My answer to your question is to prepare ahead of time. Things like roasted/smoked chickens freeze BEAUTIFULLY. I almost always have a few 1/2 chickens in my freezer. I don't do frozen veggies, however, sorry. If I have to eat veggies with no salty tang to them, then I won't waste my time eating mush. So, usually, I wind up sauteeing a few veggies, or making a side dish of some sort, and nuking up a 1/2 of a roasted/smoked chicken for those days. Ona wknd day where you don't have much going on, throw some chickens in the oven, or on the smoker. Do enough to make it worth while.
thanks gordeaux, for the nudge on the chicken 1/2's. I used to bbq alot and always put on extra, to freeze for later. Now I can roast it--roast chicken pieces are one of my favorite childhood foods. m-m-m-m---m-m-m. or as the youngsters say now, nom nom nom.
I did some polenta last night for braised lamb shanks, and froze the extra slabs. That will come in handy for polenta lasagne.
Funny how I was so much more organized, foodwise, when I worked 40 hrs a week. Now that i'm semi-retired, not so much!. Necessity did it, I suppose.

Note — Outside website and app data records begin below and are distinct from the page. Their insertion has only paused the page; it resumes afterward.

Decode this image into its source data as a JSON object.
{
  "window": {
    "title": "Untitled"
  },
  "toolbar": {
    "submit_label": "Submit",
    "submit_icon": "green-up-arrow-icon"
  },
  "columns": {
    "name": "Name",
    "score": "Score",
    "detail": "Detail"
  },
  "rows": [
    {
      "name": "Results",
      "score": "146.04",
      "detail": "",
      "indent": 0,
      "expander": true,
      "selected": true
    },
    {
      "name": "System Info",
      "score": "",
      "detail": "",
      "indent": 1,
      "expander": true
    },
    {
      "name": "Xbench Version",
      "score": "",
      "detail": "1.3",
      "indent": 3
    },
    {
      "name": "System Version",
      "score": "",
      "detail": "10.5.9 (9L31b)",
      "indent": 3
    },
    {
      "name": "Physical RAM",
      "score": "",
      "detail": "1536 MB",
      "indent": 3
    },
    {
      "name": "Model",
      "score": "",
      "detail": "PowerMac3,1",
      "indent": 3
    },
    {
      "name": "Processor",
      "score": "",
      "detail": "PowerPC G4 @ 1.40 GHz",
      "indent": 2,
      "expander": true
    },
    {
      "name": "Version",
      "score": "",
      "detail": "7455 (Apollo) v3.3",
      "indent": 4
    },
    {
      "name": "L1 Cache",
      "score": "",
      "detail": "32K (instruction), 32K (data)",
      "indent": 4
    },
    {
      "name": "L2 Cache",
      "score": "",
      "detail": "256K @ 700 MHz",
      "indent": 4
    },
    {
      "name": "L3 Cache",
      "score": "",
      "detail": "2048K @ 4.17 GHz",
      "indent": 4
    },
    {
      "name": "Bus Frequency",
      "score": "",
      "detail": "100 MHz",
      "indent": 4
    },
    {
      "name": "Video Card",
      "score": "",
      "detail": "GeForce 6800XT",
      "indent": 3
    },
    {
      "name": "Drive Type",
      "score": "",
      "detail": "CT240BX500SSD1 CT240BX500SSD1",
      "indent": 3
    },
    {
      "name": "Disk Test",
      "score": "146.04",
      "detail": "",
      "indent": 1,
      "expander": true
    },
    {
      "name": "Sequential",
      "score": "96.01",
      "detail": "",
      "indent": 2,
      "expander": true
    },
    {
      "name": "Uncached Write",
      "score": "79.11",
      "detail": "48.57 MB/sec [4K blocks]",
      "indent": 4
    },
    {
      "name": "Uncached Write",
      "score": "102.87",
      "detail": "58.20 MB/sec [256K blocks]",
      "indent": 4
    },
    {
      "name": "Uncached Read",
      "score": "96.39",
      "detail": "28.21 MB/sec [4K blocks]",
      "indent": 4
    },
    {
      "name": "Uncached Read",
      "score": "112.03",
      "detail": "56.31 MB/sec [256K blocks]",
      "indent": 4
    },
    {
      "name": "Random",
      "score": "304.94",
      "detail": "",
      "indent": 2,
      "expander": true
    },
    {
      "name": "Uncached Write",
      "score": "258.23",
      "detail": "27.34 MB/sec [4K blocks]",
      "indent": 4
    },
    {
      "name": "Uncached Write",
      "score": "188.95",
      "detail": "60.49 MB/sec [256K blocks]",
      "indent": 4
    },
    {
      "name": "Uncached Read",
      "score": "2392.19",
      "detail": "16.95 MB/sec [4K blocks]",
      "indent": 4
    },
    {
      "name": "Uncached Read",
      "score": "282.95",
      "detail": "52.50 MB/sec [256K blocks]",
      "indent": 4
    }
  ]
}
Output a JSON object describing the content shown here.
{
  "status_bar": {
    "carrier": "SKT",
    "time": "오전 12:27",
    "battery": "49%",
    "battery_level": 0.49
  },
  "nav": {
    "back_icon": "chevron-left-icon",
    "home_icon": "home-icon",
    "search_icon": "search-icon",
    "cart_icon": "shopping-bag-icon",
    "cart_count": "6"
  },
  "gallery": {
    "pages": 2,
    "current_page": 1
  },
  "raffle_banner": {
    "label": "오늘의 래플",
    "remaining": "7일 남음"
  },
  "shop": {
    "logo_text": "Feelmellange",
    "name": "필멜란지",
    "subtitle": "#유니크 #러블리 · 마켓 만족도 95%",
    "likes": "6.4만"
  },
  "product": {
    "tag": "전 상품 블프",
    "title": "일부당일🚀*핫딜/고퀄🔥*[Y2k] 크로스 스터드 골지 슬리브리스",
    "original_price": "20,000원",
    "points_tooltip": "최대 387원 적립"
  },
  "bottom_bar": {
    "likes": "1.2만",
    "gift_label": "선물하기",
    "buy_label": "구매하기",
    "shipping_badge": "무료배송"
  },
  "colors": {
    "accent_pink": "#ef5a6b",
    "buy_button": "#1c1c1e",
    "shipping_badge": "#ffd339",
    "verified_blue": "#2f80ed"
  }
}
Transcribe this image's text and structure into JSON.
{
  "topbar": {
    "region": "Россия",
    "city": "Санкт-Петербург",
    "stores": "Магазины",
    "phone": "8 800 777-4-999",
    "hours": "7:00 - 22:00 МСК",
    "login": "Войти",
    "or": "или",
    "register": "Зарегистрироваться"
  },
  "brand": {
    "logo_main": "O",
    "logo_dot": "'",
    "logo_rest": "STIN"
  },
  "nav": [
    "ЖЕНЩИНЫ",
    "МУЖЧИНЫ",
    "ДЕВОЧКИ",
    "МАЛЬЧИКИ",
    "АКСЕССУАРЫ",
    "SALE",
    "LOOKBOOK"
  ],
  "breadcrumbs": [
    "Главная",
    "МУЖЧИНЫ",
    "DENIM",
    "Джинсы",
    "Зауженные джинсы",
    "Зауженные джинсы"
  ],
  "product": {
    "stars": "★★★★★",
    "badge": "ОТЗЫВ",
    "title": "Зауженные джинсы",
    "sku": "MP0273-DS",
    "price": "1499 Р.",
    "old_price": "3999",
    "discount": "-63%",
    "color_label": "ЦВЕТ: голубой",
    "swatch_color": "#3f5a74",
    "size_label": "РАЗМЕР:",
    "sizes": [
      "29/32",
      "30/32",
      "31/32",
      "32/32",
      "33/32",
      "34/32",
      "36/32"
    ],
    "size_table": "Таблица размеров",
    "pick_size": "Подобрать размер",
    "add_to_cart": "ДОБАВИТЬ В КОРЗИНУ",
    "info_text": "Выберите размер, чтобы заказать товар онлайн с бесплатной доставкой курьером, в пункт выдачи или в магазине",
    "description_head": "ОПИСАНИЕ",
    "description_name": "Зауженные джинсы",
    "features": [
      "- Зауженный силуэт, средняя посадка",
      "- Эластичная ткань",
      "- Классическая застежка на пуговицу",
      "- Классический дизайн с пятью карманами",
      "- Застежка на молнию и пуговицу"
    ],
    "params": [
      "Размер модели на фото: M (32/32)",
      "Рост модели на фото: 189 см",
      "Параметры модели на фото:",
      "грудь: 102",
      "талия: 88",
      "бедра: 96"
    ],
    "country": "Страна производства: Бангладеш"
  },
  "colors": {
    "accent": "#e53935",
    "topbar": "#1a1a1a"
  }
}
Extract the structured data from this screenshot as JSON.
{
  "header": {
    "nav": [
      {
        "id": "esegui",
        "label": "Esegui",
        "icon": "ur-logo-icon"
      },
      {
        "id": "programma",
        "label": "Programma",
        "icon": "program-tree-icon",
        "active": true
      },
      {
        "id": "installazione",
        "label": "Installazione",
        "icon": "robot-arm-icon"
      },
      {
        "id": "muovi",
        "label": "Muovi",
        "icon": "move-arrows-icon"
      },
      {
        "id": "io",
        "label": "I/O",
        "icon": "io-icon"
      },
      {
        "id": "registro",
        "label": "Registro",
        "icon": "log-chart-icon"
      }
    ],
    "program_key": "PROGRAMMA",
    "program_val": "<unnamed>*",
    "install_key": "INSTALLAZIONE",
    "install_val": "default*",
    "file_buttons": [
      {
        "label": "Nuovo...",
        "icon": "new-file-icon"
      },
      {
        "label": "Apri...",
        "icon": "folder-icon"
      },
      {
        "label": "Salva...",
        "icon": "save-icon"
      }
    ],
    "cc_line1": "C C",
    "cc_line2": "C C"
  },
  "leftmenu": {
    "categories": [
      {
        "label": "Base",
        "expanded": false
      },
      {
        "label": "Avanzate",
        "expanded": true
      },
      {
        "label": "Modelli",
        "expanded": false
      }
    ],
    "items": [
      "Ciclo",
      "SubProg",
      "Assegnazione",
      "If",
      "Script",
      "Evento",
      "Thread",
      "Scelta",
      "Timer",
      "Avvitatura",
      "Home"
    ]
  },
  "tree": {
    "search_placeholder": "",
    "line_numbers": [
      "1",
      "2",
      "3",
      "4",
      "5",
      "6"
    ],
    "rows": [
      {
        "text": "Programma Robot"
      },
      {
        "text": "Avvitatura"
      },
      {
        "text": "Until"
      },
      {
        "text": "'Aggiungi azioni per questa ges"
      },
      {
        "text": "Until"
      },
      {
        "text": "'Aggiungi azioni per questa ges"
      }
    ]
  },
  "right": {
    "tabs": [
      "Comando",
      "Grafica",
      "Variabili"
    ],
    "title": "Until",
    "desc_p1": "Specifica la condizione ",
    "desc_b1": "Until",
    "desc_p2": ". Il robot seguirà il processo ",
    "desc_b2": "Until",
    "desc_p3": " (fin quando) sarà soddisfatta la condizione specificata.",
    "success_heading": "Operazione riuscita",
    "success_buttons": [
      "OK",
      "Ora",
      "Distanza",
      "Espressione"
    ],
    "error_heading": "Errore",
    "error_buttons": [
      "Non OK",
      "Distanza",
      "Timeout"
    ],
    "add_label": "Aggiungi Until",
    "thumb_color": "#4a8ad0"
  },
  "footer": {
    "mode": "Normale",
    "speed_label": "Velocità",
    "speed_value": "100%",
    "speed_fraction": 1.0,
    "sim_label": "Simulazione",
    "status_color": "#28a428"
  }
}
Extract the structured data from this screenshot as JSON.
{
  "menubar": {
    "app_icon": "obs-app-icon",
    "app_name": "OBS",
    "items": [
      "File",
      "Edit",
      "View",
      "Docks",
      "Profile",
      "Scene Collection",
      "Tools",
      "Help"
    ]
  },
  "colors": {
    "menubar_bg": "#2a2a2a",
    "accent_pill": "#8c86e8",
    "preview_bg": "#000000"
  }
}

I would suggest making your own stock. It’s very simple, no need for special equipment and does not require much work. Save the bones from the chicken recipes suggested. Val mentioned lentils. Make lentil soup, meatball soup, chicken soup, etc. Use it instead of water when you boil rice. You can also use the stock to make a quick tomato sauce using tomato paste. The stuff in the tube is great to have around so you just use what you need and store the tube in the refrigerator.
This recipe is easily adjustable for your size of stockpot and the amount of bones you have available.
5 – 6 pounds of chicken bones
Approx. 12 quarts of cold water – enough to cover the bones
2 leeks (I use the timings from my freezer)
1 rib of celery
2 peeled carrots
3 bay leaves
3 sprigs of thyme or ½ teaspoon of dried
Place the bones in the stockpot, add water and bring to a boil. Boil gently uncovered for about an hour. Skim off the gray foam and fat from the surface periodically.
Stick the cloves in the onion and add to the stock after about an hour along with the other ingredients. Boil gently for 5 hours and skim the fat periodically. Yes, 5 hours; that is the key. I am not the police so if you do not want to cook it that long that is up to you but you should try this at least once. Strain the stock through a fine sieve or cheesecloth and let cool. Place in the refrigerator for storage.
Remove any fat that has collected at the top after refrigeration. The stock will be gelatinous and taste better than anything from a can or box. It’s also salt free! You can further reduce it to concentrate the flavor and it freezes wonderfully.
My grandfather went on a very strict low salt diet. It really isn't bad. It was funny how much I learned cooking. Now he could eat raw foods, but yes salt was an issue and to this day, most people say I under salt most things, because of that. I don't mind. Less salt is better for you.